10 Ways to Increase the Bond with Your Baby
An amazing article was printed about the science behind the attachments between mothers and their babies. The study performed and written about discovered that, by the age of one, babies and mothers have already developed the bond that will have effects on the lifetime of their relationship. Not only that, but this attachment (or lack thereof) plays a role in every relationship the child will have throughout his or lifetime. Heavy stuff, right? No pressure there, right? Good news (or not good?) is that if your child is older than one, the damage (only slightly kidding) is already done. If you are pregnant or have an infant or baby at home, there is still time to really make a conscious effort. Then again, with my personality, maybe less effort leads to better results? I am a total Type A and, it seems, the more children that I have, the more I follow my own instincts as opposed to society’s expectations.
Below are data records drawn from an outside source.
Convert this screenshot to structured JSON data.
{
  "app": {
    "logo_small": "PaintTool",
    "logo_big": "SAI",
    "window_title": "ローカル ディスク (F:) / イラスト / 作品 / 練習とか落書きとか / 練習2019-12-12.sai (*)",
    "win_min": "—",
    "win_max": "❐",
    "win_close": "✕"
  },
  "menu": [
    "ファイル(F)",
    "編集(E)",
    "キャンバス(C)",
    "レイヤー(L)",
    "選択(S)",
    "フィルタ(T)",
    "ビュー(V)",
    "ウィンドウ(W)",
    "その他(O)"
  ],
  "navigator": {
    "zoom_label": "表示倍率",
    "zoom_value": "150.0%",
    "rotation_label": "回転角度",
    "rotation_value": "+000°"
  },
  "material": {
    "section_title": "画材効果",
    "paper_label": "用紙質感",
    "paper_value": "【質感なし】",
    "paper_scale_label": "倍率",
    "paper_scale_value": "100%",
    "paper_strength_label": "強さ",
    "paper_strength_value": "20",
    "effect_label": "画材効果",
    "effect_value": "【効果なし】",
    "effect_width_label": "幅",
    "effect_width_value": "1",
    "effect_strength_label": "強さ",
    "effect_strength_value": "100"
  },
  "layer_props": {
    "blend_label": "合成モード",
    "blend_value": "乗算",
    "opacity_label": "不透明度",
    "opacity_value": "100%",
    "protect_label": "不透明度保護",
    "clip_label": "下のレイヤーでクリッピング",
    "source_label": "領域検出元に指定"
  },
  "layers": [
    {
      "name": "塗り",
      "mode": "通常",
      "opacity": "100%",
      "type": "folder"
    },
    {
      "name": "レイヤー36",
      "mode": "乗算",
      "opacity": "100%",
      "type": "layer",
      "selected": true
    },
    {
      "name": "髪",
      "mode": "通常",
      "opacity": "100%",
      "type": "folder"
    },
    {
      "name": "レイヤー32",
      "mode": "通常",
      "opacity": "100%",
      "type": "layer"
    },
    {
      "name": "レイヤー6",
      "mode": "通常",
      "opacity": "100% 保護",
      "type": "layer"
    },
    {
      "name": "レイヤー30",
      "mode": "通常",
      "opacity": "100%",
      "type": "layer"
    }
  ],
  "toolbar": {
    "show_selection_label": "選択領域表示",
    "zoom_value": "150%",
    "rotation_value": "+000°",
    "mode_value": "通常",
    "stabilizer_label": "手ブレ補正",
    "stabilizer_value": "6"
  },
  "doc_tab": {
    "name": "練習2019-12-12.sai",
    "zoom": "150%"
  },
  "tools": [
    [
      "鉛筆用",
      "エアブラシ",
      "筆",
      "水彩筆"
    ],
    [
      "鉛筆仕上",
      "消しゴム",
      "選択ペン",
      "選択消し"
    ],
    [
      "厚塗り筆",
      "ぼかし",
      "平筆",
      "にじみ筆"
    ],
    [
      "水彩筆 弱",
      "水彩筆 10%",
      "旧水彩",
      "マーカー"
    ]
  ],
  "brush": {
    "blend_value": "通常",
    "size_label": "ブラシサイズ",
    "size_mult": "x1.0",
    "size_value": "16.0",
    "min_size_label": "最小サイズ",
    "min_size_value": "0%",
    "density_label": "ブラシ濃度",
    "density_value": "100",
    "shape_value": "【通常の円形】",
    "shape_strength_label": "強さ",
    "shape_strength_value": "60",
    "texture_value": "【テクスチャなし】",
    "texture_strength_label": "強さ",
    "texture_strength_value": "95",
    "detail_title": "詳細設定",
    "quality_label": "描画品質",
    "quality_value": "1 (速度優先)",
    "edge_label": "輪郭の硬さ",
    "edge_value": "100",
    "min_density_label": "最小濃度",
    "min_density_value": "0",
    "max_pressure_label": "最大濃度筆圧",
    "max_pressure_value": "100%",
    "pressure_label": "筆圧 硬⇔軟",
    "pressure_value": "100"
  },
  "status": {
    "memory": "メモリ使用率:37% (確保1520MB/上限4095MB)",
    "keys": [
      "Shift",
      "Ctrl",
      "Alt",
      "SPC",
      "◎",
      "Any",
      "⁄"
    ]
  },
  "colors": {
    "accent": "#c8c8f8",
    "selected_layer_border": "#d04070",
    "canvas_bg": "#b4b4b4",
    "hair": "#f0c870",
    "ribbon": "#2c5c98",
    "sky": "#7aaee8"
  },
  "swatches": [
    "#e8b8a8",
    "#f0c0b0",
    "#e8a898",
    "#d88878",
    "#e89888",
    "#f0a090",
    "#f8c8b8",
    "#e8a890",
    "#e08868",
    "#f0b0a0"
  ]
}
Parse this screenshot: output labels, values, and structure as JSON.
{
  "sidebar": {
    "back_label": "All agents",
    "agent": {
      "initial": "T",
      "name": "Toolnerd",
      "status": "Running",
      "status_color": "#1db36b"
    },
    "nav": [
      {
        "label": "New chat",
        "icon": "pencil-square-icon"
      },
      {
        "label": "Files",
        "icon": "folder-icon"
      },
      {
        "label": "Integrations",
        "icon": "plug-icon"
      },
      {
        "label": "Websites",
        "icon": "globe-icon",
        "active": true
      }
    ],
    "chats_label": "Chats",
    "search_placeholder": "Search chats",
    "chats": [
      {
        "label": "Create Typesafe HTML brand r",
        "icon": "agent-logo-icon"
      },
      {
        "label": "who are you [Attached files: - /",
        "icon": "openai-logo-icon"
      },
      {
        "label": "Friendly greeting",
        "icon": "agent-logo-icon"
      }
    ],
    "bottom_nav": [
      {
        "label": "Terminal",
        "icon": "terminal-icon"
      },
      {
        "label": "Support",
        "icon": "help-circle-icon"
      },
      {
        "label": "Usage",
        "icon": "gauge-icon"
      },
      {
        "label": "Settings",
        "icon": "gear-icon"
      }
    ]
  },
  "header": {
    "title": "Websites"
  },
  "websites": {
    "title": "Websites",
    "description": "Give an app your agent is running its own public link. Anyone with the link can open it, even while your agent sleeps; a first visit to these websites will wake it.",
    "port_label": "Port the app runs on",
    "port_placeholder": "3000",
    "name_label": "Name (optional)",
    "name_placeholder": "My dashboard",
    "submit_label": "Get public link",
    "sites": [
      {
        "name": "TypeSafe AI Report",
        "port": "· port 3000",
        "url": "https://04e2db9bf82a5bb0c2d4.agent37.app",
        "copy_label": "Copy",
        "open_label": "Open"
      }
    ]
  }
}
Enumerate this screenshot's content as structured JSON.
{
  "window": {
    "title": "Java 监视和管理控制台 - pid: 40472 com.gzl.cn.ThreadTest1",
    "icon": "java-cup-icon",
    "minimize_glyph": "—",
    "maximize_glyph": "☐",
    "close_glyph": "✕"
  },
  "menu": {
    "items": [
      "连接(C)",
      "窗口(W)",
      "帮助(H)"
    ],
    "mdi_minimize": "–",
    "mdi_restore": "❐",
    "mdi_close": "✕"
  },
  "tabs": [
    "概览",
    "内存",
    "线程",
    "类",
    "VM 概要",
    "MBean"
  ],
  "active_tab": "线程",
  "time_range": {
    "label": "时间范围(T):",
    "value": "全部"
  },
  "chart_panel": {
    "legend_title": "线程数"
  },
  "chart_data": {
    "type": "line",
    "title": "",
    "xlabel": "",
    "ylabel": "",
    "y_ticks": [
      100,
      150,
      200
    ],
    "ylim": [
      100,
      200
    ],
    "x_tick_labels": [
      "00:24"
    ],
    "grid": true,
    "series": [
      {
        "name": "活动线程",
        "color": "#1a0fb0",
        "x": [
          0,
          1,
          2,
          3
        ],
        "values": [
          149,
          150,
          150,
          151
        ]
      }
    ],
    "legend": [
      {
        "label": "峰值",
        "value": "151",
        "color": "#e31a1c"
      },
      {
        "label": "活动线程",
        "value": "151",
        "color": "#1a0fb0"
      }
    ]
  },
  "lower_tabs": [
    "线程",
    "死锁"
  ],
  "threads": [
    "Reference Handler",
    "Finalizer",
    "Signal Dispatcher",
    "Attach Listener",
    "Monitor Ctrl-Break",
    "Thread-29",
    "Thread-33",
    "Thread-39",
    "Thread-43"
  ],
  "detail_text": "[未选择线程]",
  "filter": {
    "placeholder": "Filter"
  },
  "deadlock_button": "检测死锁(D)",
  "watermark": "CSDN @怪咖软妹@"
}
I stopped caring about what other moms thought of me, how they may (or probably don’t – because who has time to?) judge me in my parenting imperfections, and that the only thing that matters is the childhood I am supporting for my children – and that they know just how much they are loved – and having all of the safety and happiness be felt so thick that it’s basically tangible. We have 4 children, ages almost 7, almost 5, 2.5, and 4 months. I (sometimes) have hard days, as you can imagine. I (sometimes) suck as a mom, as you can relate. But I am always striving to do good by my family – and for myself. If I have done nothing else right in this world, I know that I am doing motherhood as right as I possibly can. I do not want perfection, I want realism. I want REAL LIFE. I want a true connection with each of my children. So this article struck a cord with me. The study may jolt a lot of mothers a bit, and everyone may get their panties in a wad somewhat – and probably become all high-and-mighty-high-horse-riding, but if you separate yourself as a mother and just read the science, it makes sense. Young toddlers were placed in a room with a stranger, toys, and their mother. The mother stepped out, leaving her purse behind to show she would return. The little ones reactions were observed – everything from hysterical crying to not caring and just playing with the toys. Upon her return, the children either needed to be consoled, were easily dismissed by the mother, or did not really care either way. The mother then left a second time and the process was repeated. The mothers were told to act as normal as possible. Typically, our society leans toward wanting toddlers to be independent and able to be gone from mom – it’s just plain easier. Not only that, but people see it as a sign of maturity or intelligence. How wrong we are. There is just so much more to it. There is a connection between a mother and her child, one that can be- and should be- so much deeper that what our society supports. I’m talking about a true attachment. There was one child who wanted her mommy back, and was scooped up into those loving arms without a word being said. The mother and daughter both just held each other and patted one another on the back – a mirror image of one another. THIS is the attachment that creates a maturity and true confidence in our children. And science is now proving it. So what can we do to deepen our connections? In my situation, I feel as though listening to my gut is the answer. We moms have a sixth sense – and it should never be shut down. Before I list ideas for you, hear this: You cannot create or strengthen a bond built on perception. What I mean is that doing this for ‘show’ will come back to bite you in the ass as your child grows (and in every one of his relationships). You must truly want this. It may mean reevaluating your relationship with your mother - and then the relationship with your partner and your friends. Sorting your emotions and heartaches and insecurities will help you to build a stronger foundation with your child. If your baby is no longer tiny, there is ALWAYS time to rebuild and work on things. By being honest and open with your older children, you will make forward progress. And what more does our world need right now other than forward progress?